(TASK DIRECTIONS): Report all lines in the records that hold the string "expertise".

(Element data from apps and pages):
========================

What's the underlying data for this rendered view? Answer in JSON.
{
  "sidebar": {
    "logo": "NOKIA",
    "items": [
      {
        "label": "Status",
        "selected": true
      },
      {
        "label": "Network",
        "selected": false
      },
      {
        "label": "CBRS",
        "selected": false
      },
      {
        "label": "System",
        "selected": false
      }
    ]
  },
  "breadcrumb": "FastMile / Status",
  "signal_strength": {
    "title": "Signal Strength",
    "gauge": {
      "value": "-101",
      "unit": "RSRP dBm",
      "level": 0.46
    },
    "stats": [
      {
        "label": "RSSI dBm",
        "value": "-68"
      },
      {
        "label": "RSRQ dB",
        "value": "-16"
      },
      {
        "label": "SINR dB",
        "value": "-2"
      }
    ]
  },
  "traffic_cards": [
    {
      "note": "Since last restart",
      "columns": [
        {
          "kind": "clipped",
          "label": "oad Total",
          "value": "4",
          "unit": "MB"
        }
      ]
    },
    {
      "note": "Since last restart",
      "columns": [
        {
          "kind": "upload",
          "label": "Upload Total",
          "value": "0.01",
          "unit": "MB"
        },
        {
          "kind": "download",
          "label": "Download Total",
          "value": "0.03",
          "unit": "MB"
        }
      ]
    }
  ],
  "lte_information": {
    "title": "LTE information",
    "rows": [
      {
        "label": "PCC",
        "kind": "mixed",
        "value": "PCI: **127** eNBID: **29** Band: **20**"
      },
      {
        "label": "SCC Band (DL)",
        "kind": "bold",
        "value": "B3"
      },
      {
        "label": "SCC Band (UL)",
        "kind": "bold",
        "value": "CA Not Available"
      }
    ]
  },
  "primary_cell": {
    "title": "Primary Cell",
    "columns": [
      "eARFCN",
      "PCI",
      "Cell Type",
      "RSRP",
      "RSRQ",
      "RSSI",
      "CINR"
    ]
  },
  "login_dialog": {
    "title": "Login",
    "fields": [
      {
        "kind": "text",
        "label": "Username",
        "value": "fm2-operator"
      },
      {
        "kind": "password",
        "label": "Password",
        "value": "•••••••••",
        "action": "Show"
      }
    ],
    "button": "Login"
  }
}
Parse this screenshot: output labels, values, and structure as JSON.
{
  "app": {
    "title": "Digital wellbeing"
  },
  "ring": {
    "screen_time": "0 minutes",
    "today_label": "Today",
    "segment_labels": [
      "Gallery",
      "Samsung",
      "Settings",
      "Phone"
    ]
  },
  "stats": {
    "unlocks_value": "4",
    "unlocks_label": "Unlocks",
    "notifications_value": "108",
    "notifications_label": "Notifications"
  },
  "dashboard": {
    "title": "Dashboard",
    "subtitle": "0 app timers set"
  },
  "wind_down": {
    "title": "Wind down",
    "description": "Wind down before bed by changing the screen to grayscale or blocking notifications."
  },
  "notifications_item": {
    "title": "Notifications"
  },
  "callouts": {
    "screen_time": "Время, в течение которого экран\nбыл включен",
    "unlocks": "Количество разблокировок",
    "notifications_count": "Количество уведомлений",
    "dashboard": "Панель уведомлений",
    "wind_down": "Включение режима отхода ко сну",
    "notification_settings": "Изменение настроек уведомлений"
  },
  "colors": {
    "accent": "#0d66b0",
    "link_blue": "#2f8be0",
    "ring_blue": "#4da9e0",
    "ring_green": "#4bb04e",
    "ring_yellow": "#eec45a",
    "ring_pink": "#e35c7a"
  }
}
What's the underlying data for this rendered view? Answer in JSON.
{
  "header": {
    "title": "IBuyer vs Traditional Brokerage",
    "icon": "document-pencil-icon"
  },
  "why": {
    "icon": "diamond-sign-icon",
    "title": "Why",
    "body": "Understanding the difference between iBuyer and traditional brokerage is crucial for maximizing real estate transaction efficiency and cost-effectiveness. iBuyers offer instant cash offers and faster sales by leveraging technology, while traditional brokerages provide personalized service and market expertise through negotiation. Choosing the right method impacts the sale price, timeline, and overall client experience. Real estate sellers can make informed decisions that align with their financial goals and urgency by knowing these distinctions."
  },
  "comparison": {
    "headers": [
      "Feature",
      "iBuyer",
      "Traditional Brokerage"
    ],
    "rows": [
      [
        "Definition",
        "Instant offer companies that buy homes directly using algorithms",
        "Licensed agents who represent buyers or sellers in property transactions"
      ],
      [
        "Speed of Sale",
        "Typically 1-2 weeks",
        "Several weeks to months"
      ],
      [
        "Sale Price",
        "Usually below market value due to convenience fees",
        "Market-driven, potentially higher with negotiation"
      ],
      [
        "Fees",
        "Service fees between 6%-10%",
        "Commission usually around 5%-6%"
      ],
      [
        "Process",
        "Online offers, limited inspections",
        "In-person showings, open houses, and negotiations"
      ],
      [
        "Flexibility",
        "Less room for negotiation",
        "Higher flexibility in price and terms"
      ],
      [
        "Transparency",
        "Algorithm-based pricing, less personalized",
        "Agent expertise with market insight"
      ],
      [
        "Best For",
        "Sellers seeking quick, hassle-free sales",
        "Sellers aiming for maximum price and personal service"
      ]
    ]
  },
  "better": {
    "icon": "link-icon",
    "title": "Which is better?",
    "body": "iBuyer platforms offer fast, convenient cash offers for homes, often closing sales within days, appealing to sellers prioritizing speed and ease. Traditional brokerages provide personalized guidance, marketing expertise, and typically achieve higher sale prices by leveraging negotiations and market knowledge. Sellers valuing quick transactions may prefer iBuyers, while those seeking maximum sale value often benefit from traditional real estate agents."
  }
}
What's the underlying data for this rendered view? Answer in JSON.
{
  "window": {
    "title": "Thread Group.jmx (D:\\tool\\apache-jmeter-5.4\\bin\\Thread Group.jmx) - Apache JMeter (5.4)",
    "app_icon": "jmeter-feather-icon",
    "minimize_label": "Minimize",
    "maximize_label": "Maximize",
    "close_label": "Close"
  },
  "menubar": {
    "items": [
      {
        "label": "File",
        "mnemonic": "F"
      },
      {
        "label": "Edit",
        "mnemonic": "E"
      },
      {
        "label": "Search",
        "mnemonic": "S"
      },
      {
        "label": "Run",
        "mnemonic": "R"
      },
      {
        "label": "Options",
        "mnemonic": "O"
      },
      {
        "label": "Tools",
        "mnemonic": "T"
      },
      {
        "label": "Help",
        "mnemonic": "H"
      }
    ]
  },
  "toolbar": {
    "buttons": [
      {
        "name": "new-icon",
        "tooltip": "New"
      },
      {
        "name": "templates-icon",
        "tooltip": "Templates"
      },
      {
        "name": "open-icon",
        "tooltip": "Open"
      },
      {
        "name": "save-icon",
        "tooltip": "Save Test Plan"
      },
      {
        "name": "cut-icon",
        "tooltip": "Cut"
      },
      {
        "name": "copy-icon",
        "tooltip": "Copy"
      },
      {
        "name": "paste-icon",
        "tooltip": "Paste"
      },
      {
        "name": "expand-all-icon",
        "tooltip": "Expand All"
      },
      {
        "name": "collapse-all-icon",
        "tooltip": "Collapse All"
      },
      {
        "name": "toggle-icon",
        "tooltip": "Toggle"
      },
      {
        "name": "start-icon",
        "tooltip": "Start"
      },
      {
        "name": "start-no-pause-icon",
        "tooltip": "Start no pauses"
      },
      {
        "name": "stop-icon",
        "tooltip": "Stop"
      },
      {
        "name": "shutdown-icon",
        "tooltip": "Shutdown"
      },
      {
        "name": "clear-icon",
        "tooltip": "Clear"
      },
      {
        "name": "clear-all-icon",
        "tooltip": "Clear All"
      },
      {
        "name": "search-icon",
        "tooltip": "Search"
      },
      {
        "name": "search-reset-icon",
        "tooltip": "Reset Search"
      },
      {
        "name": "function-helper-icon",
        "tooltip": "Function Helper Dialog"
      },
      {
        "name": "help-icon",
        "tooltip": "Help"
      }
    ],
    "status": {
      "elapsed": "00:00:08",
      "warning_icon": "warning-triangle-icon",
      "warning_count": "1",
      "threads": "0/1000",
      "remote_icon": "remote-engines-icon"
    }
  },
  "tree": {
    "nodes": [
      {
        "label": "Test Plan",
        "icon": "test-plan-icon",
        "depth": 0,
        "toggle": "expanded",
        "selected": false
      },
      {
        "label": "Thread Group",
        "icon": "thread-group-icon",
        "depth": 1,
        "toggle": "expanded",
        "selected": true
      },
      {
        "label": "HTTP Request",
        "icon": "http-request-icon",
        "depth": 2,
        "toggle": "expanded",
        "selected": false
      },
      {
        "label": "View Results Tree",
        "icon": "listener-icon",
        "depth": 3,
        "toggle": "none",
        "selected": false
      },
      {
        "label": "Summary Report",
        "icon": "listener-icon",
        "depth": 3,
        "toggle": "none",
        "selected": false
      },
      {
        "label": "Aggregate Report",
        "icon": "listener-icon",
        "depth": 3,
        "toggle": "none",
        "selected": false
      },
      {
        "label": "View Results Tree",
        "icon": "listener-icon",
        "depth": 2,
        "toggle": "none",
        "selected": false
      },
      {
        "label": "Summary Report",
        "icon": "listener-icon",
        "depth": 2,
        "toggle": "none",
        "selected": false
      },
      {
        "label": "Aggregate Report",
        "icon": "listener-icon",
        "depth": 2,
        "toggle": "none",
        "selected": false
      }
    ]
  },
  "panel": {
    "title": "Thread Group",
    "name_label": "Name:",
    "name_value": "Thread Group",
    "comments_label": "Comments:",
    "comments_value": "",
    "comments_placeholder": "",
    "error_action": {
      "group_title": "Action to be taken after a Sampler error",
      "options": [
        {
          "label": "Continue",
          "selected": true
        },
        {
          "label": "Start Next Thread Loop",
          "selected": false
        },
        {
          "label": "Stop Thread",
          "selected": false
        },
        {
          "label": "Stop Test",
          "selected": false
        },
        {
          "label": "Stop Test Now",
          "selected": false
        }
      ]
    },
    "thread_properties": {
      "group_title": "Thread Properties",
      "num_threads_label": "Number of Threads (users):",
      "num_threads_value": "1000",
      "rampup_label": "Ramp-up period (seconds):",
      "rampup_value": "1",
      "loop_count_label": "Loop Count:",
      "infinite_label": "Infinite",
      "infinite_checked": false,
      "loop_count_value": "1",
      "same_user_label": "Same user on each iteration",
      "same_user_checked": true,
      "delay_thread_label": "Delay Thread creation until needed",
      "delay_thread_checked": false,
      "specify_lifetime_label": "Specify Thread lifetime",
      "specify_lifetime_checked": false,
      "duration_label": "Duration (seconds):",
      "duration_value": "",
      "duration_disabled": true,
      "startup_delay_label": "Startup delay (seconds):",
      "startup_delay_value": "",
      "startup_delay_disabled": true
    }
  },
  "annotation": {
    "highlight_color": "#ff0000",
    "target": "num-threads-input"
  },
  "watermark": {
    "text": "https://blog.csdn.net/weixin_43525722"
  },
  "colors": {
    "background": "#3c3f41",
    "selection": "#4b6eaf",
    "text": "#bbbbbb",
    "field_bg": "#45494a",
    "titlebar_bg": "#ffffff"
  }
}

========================

(RESULT):
    "body": "Understanding the difference between iBuyer and traditional brokerage is crucial for maximizing real estate transaction efficiency and cost-effectiveness. iBuyers offer instant cash offers and faster sales by leveraging technology, while traditional brokerages provide personalized service and market expertise through negotiation. Choosing the right method impacts the sale price, timeline, and overall client experience. Real estate sellers can make informed decisions that align with their financial goals and urgency by knowing these distinctions."
        "Agent expertise with market insight"
    "body": "iBuyer platforms offer fast, convenient cash offers for homes, often closing sales within days, appealing to sellers prioritizing speed and ease. Traditional brokerages provide personalized guidance, marketing expertise, and typically achieve higher sale prices by leveraging negotiations and market knowledge. Sellers valuing quick transactions may prefer iBuyers, while those seeking maximum sale value often benefit from traditional real estate agents."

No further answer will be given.